Three weeks ago, in a brief NEWS article, we referred to an account in the journal  Nature concerning the discovery in Morocco of fossil remains attributed to Homo sapiens and dated to 315,000 years ago. We promised more news when available.

In this week's Nature appears commentary by Ewan Callaway which we recommend to our readers. Here is the Callaway article. The article is skeptical of the attribution to H. sapiens but also provides commentary in favor of the attribution. Here is a key quote:

"This offers clues about the evolution of the H. sapiens lineage into today’s anatomically modern humans. Hublin suggests that anatomically modern humans may have acquired their characteristic faces before changes to the shape of their brains occurred. Moreover, the mix of features seen in the Jebel Irhoud remains and other H. sapiens-like fossils from elsewhere in Africa point to a diverse genesis for our species, and raises doubt about an exclusively East African origin.
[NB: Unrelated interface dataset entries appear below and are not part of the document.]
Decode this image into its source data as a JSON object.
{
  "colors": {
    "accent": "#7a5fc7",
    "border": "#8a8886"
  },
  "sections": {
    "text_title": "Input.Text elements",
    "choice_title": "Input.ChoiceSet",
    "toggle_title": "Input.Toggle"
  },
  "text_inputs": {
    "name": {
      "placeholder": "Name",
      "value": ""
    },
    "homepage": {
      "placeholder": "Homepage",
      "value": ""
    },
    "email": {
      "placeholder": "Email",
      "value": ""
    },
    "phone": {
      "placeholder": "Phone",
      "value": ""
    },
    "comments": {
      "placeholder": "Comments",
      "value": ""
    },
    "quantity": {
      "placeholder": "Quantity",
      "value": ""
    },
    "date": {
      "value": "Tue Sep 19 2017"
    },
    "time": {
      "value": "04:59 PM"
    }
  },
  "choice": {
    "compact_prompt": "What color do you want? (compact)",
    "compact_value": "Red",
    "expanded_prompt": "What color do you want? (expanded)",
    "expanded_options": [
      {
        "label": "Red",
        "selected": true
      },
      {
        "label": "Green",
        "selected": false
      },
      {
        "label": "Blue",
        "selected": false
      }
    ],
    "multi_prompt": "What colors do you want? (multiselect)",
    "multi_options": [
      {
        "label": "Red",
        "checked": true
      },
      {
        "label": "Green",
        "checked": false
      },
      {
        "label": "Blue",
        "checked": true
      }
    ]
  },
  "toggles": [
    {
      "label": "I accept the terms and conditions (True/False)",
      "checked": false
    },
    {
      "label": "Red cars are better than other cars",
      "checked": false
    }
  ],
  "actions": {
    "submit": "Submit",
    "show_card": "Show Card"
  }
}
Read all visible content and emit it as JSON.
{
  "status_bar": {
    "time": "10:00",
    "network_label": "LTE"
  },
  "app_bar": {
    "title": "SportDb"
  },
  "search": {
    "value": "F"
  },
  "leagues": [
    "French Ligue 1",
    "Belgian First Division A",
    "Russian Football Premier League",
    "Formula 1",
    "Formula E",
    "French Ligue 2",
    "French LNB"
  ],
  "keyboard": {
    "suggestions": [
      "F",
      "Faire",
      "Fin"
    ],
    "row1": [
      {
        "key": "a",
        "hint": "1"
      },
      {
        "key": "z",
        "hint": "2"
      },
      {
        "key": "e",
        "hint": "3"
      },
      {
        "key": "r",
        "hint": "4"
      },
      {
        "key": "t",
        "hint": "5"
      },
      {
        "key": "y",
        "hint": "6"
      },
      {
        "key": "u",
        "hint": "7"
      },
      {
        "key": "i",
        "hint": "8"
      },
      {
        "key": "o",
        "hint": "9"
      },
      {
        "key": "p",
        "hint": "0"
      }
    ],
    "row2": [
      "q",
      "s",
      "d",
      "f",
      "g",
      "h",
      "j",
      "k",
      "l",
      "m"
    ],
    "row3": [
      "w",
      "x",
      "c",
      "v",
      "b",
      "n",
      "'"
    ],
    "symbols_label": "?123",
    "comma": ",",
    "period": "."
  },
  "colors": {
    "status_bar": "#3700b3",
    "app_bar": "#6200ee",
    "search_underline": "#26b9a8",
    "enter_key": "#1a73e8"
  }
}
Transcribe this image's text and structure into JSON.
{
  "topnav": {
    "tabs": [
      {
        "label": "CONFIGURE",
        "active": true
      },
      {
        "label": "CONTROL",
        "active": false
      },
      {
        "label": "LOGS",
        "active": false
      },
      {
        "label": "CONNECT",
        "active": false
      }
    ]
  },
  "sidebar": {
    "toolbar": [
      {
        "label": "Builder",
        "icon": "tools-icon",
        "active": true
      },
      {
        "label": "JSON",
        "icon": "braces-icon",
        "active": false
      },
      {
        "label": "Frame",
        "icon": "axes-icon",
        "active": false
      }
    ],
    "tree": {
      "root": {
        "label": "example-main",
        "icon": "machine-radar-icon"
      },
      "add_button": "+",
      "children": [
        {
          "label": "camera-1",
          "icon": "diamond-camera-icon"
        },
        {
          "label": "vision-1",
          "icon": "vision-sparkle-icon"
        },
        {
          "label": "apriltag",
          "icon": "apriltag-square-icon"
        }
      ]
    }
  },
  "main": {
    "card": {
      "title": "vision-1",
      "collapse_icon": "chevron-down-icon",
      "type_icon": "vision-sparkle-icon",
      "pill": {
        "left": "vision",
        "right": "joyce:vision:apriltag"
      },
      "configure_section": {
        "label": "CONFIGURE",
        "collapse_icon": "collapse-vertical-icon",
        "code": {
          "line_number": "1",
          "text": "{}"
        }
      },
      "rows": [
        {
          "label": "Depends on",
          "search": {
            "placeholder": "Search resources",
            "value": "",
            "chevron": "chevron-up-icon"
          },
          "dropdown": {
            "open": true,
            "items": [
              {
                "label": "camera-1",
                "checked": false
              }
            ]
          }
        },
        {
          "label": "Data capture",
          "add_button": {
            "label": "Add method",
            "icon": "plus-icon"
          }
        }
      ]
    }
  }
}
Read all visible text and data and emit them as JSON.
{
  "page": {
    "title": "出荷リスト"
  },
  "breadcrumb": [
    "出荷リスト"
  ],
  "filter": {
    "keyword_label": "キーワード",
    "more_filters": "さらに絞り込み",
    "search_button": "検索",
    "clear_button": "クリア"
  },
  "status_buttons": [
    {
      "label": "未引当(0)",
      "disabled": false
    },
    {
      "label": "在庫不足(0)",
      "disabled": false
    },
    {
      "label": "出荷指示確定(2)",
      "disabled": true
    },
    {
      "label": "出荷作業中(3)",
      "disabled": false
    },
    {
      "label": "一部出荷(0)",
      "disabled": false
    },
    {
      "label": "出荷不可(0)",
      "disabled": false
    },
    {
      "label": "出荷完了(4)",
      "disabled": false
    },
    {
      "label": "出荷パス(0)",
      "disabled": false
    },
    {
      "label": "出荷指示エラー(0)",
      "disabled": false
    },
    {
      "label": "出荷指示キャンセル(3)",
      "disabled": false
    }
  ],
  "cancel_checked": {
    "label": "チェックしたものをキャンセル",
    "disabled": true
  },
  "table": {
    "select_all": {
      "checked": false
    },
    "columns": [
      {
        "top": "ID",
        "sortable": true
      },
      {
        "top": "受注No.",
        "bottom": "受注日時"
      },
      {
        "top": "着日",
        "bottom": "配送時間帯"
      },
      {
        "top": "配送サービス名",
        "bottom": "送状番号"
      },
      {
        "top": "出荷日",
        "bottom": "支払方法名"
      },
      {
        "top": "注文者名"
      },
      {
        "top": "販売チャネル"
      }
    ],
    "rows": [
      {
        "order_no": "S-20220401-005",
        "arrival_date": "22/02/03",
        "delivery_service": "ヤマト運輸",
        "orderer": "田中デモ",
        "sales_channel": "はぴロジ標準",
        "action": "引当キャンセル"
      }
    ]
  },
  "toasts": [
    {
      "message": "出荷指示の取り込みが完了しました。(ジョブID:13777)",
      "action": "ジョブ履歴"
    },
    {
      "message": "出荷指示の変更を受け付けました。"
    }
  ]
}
“What we think is before 300,000 years ago, there was a dispersal of our species — or at least the most primitive version of our species — throughout Africa,” Hublin says. Around this time, the Sahara was green and filled with lakes and rivers. Animals that roamed the East African savanna, including gazelles, wildebeest and lions, also lived near Jebel Irhoud, suggesting that these environments were once linked."